Review the listing and copy each line that holds the word "JSON".

* **DATA**:
■ ■ ■ ■ ■ ■ ■

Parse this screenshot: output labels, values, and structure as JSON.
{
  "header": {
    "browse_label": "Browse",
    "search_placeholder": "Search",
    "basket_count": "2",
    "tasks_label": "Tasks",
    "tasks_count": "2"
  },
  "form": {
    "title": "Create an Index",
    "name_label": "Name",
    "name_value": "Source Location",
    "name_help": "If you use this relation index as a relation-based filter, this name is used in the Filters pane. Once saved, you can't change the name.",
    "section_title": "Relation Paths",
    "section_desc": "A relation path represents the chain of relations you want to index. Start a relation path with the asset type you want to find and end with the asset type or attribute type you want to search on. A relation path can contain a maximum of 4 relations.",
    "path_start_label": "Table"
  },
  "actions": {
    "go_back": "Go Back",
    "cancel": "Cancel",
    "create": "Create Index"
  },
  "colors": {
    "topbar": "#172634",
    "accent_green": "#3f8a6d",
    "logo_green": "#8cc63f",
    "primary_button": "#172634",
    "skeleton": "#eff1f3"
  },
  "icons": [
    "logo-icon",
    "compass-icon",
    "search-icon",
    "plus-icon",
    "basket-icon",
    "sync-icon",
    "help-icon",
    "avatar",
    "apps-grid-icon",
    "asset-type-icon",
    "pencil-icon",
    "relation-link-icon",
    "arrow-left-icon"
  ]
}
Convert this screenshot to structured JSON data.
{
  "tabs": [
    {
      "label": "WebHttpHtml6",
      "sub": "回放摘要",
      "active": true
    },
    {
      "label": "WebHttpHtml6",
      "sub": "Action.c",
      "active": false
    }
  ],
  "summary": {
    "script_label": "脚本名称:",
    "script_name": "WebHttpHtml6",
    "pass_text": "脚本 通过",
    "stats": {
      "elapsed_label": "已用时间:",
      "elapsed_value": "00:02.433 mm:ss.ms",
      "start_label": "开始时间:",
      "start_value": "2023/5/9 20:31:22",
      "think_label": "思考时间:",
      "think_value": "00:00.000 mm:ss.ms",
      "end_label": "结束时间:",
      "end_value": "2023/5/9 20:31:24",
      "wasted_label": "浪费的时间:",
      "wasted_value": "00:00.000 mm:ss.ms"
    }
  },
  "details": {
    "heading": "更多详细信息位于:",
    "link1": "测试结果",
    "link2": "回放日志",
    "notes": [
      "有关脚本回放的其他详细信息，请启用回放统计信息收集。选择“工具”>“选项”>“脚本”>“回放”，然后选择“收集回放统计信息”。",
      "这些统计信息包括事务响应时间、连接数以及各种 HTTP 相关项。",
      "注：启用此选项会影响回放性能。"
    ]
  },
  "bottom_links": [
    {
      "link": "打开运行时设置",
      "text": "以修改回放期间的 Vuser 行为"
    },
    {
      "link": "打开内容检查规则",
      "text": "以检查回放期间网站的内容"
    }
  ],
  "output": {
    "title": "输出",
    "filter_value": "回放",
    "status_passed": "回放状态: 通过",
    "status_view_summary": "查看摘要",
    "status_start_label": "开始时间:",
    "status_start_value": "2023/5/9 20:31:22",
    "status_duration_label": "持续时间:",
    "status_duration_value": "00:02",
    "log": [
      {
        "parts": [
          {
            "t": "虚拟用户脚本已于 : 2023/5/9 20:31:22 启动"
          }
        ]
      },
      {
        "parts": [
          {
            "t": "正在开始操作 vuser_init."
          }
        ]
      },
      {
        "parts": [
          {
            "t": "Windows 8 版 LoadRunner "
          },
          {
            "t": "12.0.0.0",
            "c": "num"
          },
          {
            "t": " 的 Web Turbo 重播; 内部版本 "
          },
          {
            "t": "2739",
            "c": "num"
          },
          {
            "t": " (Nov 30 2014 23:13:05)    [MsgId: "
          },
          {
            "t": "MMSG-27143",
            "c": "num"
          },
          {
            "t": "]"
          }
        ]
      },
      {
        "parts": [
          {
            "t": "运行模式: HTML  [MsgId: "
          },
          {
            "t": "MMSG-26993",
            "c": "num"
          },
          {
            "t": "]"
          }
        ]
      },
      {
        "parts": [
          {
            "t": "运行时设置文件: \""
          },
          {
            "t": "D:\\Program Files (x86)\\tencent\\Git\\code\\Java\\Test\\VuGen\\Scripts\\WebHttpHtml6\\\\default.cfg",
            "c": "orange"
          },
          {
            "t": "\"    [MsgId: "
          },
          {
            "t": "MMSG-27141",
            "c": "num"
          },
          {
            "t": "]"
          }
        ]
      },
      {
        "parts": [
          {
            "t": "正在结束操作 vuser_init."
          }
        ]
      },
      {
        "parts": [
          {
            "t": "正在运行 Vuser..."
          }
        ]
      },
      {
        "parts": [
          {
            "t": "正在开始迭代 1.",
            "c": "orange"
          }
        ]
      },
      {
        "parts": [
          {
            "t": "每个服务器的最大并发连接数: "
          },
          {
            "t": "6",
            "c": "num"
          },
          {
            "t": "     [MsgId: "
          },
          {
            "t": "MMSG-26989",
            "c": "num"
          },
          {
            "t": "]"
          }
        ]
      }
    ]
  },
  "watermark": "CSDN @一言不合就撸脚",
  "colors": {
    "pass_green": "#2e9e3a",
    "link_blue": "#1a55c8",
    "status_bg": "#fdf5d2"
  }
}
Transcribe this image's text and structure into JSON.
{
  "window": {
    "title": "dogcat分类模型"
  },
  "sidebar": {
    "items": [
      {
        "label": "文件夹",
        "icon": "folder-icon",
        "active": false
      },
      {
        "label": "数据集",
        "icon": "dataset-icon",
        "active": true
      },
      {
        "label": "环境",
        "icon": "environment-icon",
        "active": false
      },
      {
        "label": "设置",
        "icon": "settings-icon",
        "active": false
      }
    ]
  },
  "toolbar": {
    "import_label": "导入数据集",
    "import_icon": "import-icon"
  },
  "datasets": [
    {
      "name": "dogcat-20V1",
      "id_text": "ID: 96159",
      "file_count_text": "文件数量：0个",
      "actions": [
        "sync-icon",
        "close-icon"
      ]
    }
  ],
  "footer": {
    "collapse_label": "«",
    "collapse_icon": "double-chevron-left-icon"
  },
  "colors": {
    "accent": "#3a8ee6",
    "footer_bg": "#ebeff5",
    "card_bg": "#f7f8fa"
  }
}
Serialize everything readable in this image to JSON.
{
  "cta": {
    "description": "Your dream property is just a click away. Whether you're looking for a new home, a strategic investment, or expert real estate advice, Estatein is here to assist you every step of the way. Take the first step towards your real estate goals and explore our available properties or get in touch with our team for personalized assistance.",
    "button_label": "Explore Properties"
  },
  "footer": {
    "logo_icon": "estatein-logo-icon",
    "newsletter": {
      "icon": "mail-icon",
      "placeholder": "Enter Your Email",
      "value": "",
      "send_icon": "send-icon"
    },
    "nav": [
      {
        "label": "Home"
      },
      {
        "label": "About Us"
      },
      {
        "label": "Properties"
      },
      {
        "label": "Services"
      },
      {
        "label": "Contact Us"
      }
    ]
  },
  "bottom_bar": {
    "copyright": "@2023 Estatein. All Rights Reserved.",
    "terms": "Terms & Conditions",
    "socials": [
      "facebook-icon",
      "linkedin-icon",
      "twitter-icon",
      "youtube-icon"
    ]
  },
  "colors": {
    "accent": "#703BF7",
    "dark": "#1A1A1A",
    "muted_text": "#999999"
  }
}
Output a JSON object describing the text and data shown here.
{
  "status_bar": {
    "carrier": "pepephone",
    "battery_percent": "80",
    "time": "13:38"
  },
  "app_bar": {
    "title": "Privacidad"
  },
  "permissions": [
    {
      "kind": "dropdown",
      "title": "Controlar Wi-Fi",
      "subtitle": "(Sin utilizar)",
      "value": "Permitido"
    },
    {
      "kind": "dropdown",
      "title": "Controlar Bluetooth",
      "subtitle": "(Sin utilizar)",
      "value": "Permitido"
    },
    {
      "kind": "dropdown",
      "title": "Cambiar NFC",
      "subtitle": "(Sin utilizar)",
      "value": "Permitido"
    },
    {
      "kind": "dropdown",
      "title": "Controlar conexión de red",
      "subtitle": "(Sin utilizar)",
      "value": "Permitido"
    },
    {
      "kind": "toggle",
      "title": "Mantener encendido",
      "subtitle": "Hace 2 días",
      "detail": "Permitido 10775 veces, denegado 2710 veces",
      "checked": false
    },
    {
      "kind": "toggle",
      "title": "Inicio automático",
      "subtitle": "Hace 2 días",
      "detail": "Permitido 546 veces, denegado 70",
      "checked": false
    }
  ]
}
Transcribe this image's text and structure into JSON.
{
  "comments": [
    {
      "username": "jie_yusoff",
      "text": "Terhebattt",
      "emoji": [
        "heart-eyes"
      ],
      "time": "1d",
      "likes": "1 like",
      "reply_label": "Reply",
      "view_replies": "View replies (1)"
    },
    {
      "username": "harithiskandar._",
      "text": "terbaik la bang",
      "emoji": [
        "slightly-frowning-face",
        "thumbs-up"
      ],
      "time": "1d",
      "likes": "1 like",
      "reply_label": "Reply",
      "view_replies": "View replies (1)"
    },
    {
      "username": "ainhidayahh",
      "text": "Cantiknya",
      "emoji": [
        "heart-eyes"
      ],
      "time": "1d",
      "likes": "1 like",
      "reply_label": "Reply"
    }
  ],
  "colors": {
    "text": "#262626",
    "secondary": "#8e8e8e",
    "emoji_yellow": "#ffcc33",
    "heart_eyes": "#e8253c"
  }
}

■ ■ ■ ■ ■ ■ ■

* **ANSWER SECTION**:
Parse this screenshot: output labels, values, and structure as JSON.
Convert this screenshot to structured JSON data.
Transcribe this image's text and structure into JSON.
Serialize everything readable in this image to JSON.
Output a JSON object describing the text and data shown here.
Transcribe this image's text and structure into JSON.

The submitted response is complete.